Web page and app entries:

<<<<

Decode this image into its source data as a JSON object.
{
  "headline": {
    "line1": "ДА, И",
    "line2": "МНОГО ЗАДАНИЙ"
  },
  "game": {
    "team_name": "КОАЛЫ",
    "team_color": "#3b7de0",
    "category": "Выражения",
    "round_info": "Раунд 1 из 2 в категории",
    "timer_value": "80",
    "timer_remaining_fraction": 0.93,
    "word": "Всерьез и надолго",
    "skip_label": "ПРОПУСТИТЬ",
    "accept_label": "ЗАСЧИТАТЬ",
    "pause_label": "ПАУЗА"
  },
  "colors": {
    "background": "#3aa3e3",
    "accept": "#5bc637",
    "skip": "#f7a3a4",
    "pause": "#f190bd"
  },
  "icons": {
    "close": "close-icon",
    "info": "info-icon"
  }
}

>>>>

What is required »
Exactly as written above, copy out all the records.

Exercise answer »
Decode this image into its source data as a JSON object.
{
  "headline": {
    "line1": "ДА, И",
    "line2": "МНОГО ЗАДАНИЙ"
  },
  "game": {
    "team_name": "КОАЛЫ",
    "team_color": "#3b7de0",
    "category": "Выражения",
    "round_info": "Раунд 1 из 2 в категории",
    "timer_value": "80",
    "timer_remaining_fraction": 0.93,
    "word": "Всерьез и надолго",
    "skip_label": "ПРОПУСТИТЬ",
    "accept_label": "ЗАСЧИТАТЬ",
    "pause_label": "ПАУЗА"
  },
  "colors": {
    "background": "#3aa3e3",
    "accept": "#5bc637",
    "skip": "#f7a3a4",
    "pause": "#f190bd"
  },
  "icons": {
    "close": "close-icon",
    "info": "info-icon"
  }
}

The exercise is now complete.